Using a static rig of PARs, ETC Source Four ellipsoidals, and 5kW Fresnels, lighting designer Neil Austin has created an emotionally charged storm scene for the Donmar Warehouse production of King Lear, starring Derek Jacobi, directed by Michael Grandage, and seen at BAM in NYC as part of its 2011 tour.
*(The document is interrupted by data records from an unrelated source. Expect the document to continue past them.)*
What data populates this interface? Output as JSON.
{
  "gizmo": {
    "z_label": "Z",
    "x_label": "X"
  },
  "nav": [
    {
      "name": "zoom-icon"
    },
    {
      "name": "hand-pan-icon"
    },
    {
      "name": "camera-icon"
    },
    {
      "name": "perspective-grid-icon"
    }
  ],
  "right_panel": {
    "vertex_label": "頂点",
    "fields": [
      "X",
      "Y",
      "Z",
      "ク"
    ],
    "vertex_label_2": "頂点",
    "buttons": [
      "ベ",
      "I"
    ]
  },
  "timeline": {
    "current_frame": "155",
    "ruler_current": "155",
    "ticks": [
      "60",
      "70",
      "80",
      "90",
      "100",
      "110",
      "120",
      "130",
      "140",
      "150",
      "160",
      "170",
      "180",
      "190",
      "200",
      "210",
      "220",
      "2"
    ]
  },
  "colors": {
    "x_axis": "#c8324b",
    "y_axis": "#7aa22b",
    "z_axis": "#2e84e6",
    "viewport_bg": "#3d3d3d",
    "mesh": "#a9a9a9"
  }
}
Every fixture in the rig was gelled with Roscolux 371 Theatre Booster 1 with the exception of a handful of front cross light in Lee 366 Cornflower, used in the storm scene at low level where it appears to be similar to the R371.
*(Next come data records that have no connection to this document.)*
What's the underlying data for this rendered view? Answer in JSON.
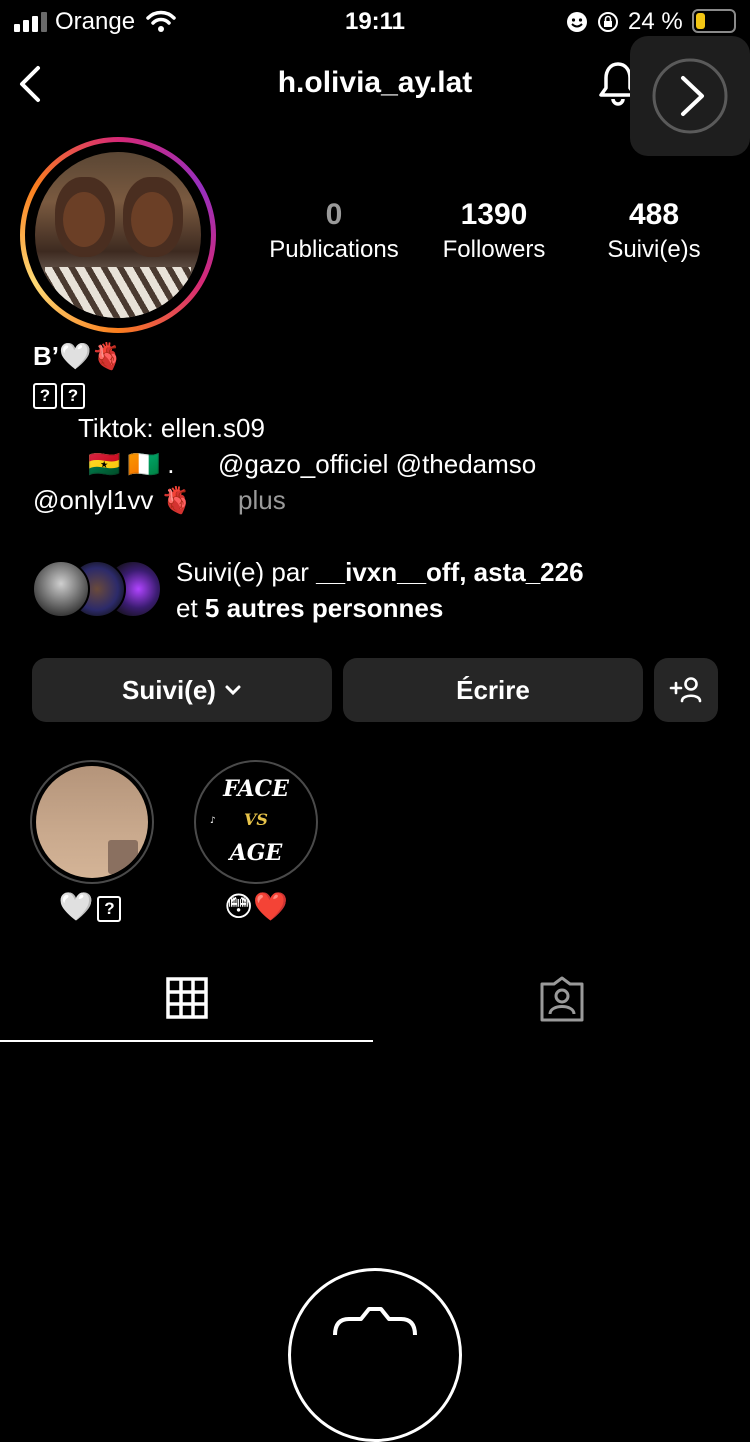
{
  "status_bar": {
    "carrier": "Orange",
    "time": "19:11",
    "battery_percent": "24 %"
  },
  "header": {
    "username": "h.olivia_ay.lat"
  },
  "profile": {
    "stats": [
      {
        "value": "0",
        "label": "Publications"
      },
      {
        "value": "1390",
        "label": "Followers"
      },
      {
        "value": "488",
        "label": "Suivi(e)s"
      }
    ],
    "bio": {
      "line1": "B’🤍🫀",
      "line3": "Tiktok: ellen.s09",
      "line4_flags": "🇬🇭 🇨🇮 .",
      "line4_mentions": "@gazo_officiel @thedamso",
      "line5_mention": "@onlyl1vv 🫀",
      "more": "plus"
    },
    "followed_by": {
      "prefix": "Suivi(e) par",
      "names": "__ivxn__off, asta_226",
      "and": "et",
      "others": "5 autres personnes"
    }
  },
  "actions": {
    "following_label": "Suivi(e)",
    "message_label": "Écrire"
  },
  "highlights": [
    {
      "label": "🤍"
    },
    {
      "label": "😳❤️",
      "cover_text_1": "FACE",
      "cover_text_2": "VS",
      "cover_text_3": "AGE"
    }
  ],
  "colors": {
    "background": "#000000",
    "button": "#262626",
    "muted_text": "#9a9a9a",
    "story_ring_start": "#feda75",
    "story_ring_mid": "#fa7e1e",
    "story_ring_end": "#d62976"
  }
}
“The storm is key-lit through the gaps between the planks of wood of the walls and floors—again bright white R371—but suddenly the light is fractured, revealing the decay inherent in the design and symbolizing how Lear's mind is falling apart along with his once impenetrable kingdom,” explains Austin. “The oddity is that, in theory, you might expect that lighting from behind the set would make it feel as though Lear was inside during the storm scene and therefore protected from the elements, but the opposite is true, as the fractured nature of the light, along with its flickering, brings to mind lightning forks and undermines the apparent solidity of the environment.”
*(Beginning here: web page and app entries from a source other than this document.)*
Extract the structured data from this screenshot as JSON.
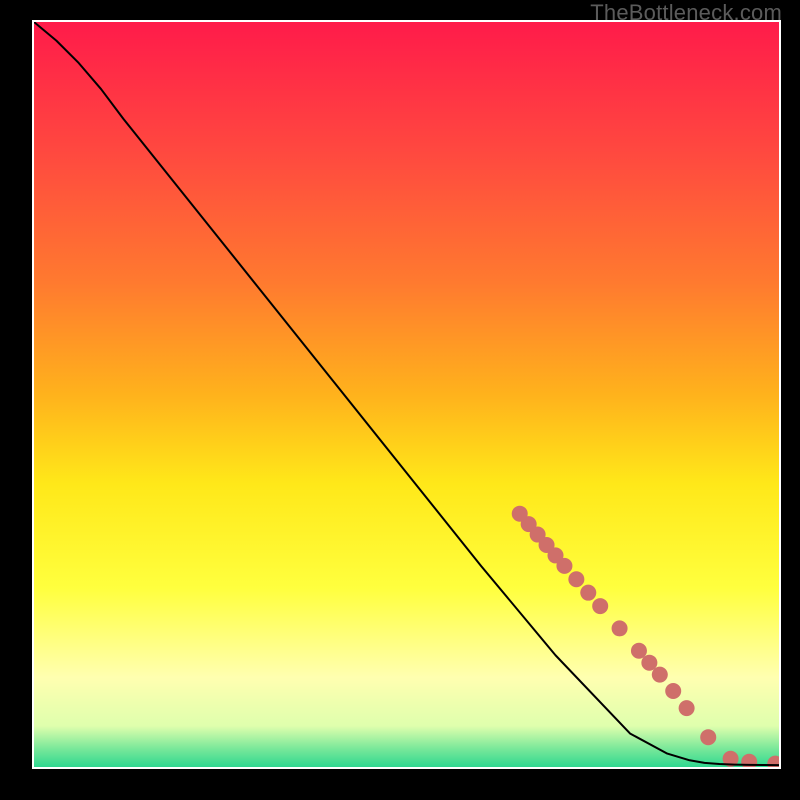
{
  "watermark": "TheBottleneck.com",
  "chart_data": {
    "type": "line",
    "title": "",
    "xlabel": "",
    "ylabel": "",
    "xlim": [
      0,
      100
    ],
    "ylim": [
      0,
      100
    ],
    "grid": false,
    "legend": false,
    "gradient_stops": [
      {
        "pos": 0.0,
        "color": "#ff1b4a"
      },
      {
        "pos": 0.18,
        "color": "#ff4a3f"
      },
      {
        "pos": 0.35,
        "color": "#ff7a2f"
      },
      {
        "pos": 0.5,
        "color": "#ffb21c"
      },
      {
        "pos": 0.62,
        "color": "#ffe819"
      },
      {
        "pos": 0.76,
        "color": "#ffff3e"
      },
      {
        "pos": 0.88,
        "color": "#ffffb0"
      },
      {
        "pos": 0.945,
        "color": "#dfffad"
      },
      {
        "pos": 0.975,
        "color": "#7be89a"
      },
      {
        "pos": 1.0,
        "color": "#2fd890"
      }
    ],
    "series": [
      {
        "name": "curve",
        "stroke": "#000000",
        "x": [
          0.0,
          3.0,
          6.0,
          9.0,
          12.0,
          16.0,
          20.0,
          30.0,
          40.0,
          50.0,
          60.0,
          70.0,
          80.0,
          85.0,
          88.0,
          90.0,
          92.0,
          94.0,
          96.0,
          98.0,
          100.0
        ],
        "y": [
          100.0,
          97.5,
          94.5,
          91.0,
          87.0,
          82.0,
          77.0,
          64.5,
          52.0,
          39.5,
          27.0,
          15.0,
          4.5,
          1.8,
          0.9,
          0.55,
          0.4,
          0.32,
          0.28,
          0.26,
          0.25
        ]
      }
    ],
    "marker_series": {
      "name": "dense-dots",
      "color": "#cf6f6a",
      "radius": 8,
      "x": [
        65.2,
        66.4,
        67.6,
        68.8,
        70.0,
        71.2,
        72.8,
        74.4,
        76.0,
        78.6,
        81.2,
        82.6,
        84.0,
        85.8,
        87.6,
        90.5,
        93.5,
        96.0,
        99.5
      ],
      "y": [
        34.0,
        32.6,
        31.2,
        29.8,
        28.4,
        27.0,
        25.2,
        23.4,
        21.6,
        18.6,
        15.6,
        14.0,
        12.4,
        10.2,
        7.9,
        4.0,
        1.1,
        0.7,
        0.45
      ]
    }
  }
}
At the Donmar in London, the thrust stage meant a set with no side walls but a ceiling, while the BAM set was a semi-circular back wall with under-lit floor and no ceiling. “I beefed up the under-floor lighting for the storm scene, as there was no ceiling, and added 68 L&E battens with 75W 10° MR16 lamps and R371,” says Austin. The L&E battens were used in two lengths: 47x30 lamps and 21x10 lamps. Also under the floor were two Look Solutions Unique Hazers and six Martin Professional AF-1 Fans to draw out the heat. “I wasn't available for BAM or for any of the tour after the first venue, so Richard Howell worked as my associate, doing a fantastic job of recreating the original design in the variety of venues,” adds Austin.